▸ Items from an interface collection
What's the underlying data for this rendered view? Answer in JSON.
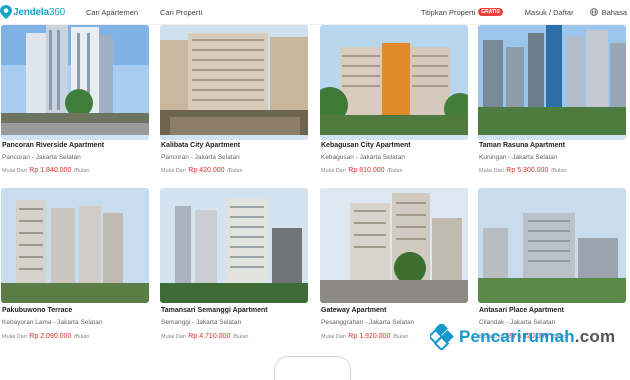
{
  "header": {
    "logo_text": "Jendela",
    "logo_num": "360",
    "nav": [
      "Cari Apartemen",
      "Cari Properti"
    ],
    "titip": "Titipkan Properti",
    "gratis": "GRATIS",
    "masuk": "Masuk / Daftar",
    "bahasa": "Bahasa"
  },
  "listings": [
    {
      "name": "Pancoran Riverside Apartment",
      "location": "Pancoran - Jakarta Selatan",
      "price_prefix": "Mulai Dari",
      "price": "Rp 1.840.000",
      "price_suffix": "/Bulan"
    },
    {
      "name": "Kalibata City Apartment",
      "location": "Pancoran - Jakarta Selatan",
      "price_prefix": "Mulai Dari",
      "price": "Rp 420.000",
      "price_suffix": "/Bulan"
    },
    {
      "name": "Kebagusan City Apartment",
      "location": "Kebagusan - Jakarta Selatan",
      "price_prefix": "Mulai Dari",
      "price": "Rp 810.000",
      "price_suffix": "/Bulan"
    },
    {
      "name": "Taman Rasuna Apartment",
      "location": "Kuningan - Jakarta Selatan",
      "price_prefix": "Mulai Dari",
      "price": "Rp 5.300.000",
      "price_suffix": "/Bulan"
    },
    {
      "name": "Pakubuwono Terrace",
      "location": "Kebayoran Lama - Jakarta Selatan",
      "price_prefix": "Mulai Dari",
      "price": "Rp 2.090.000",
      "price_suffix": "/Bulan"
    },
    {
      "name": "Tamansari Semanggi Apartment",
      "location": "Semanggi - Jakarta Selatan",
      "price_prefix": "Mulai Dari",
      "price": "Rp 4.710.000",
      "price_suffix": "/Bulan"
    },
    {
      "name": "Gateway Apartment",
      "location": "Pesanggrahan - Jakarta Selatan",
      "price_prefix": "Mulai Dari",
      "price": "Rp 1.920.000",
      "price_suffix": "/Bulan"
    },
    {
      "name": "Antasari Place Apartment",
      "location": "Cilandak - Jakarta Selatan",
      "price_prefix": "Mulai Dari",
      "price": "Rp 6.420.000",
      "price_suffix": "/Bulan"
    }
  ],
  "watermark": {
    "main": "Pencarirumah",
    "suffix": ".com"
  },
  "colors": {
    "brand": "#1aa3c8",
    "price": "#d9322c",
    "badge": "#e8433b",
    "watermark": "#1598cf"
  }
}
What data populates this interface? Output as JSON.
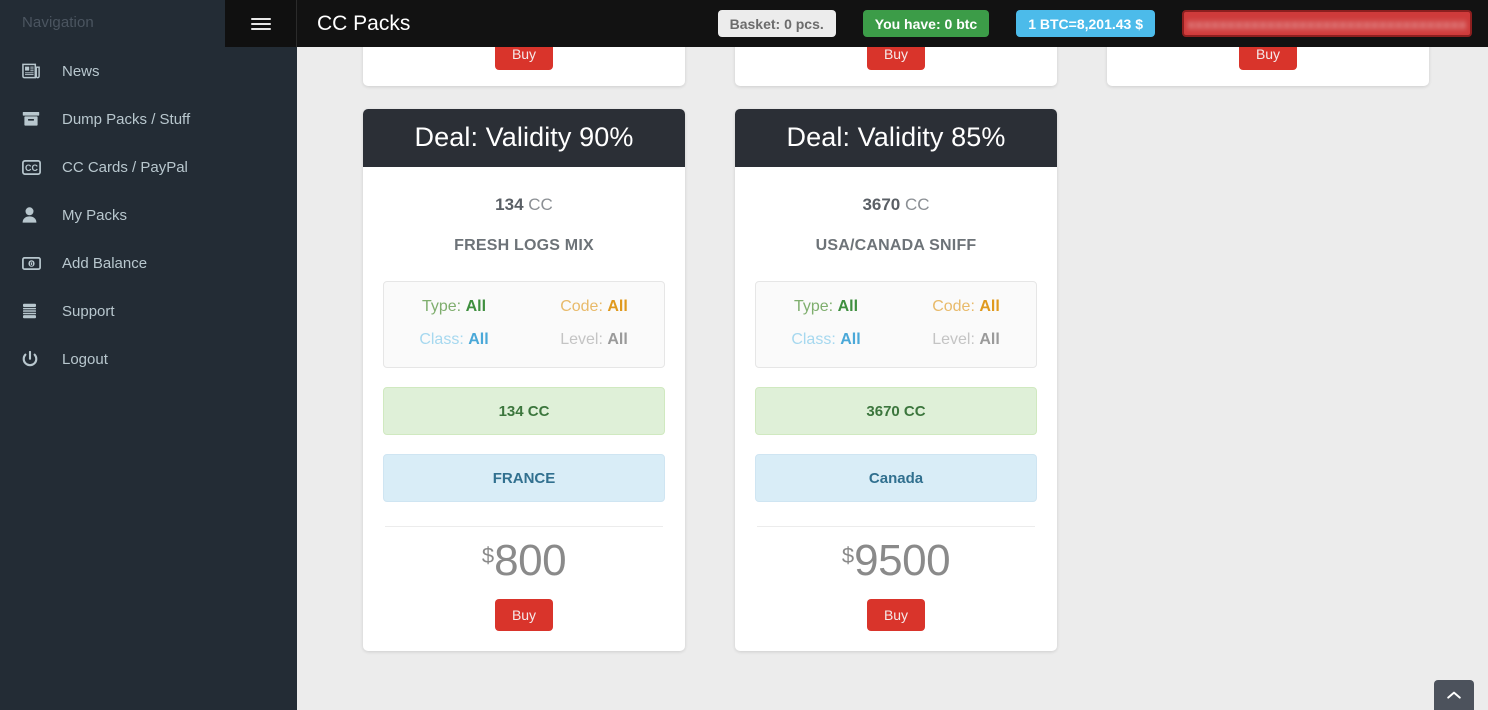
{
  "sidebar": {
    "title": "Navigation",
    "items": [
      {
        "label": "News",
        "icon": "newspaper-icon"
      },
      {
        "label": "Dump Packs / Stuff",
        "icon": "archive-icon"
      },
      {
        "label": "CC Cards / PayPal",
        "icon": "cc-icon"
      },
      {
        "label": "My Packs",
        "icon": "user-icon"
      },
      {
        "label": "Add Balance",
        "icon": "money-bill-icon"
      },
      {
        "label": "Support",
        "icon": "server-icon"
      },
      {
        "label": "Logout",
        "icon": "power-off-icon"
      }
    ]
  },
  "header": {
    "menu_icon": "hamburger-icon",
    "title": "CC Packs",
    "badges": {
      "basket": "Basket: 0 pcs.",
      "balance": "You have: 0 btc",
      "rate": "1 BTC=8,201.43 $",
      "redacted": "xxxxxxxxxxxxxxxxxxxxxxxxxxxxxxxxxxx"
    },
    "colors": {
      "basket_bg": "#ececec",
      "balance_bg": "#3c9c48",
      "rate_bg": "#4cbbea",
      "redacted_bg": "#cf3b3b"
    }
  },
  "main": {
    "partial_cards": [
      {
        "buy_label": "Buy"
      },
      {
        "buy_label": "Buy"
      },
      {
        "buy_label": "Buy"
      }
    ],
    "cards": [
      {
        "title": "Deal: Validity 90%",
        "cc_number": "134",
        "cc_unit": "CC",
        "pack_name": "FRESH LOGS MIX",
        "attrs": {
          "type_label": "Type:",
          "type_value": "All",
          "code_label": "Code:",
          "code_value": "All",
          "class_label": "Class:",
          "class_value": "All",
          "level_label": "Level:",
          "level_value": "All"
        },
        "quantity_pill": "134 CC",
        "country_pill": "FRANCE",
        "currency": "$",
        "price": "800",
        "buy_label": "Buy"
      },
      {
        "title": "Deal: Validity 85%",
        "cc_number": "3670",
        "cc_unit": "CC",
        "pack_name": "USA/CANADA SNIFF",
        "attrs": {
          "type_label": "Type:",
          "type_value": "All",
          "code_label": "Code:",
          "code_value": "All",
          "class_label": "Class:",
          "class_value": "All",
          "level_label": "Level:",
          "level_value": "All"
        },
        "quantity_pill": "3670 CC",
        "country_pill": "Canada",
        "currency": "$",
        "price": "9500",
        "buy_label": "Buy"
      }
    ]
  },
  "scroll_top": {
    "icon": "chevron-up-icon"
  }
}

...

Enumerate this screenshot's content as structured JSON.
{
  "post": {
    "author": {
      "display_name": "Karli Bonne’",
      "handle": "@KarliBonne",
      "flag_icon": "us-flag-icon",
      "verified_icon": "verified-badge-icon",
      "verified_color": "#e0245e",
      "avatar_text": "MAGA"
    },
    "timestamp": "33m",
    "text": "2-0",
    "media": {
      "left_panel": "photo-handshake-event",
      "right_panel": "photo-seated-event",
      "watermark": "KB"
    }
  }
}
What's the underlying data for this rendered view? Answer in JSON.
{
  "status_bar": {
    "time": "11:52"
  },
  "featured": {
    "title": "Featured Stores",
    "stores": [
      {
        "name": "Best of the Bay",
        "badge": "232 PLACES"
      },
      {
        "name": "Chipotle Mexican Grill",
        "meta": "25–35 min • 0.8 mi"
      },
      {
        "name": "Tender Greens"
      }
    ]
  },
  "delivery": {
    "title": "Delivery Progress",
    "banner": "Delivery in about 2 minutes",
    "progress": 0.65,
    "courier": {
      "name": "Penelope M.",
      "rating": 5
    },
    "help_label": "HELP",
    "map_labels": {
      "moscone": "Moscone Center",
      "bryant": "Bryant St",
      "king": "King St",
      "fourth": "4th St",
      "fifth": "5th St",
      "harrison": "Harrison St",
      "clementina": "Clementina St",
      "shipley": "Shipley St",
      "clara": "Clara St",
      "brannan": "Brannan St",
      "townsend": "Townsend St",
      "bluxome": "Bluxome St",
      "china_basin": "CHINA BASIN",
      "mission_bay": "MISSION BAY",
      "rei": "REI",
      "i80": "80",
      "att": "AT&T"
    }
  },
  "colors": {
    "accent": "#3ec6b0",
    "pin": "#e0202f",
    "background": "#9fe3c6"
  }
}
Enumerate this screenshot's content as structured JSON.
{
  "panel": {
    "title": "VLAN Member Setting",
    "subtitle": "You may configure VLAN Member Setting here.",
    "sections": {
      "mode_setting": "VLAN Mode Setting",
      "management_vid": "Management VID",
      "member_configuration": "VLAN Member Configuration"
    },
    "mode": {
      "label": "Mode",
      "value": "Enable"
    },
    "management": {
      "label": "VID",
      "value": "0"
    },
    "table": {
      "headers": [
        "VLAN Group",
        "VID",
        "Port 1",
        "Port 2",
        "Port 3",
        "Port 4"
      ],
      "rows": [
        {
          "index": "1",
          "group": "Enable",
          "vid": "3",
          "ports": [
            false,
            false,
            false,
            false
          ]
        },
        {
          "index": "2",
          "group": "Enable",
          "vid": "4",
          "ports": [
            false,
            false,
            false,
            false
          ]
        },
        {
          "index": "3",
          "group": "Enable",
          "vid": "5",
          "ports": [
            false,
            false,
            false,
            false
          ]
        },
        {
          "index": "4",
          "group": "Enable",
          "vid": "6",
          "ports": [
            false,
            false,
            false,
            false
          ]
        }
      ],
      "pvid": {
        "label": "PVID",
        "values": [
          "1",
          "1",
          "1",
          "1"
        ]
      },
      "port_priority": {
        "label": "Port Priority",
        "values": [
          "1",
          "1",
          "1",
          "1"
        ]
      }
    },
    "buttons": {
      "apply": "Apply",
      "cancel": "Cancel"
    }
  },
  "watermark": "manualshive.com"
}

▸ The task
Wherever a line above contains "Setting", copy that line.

▸ Response
    "title": "VLAN Member Setting",
    "subtitle": "You may configure VLAN Member Setting here.",
      "mode_setting": "VLAN Mode Setting",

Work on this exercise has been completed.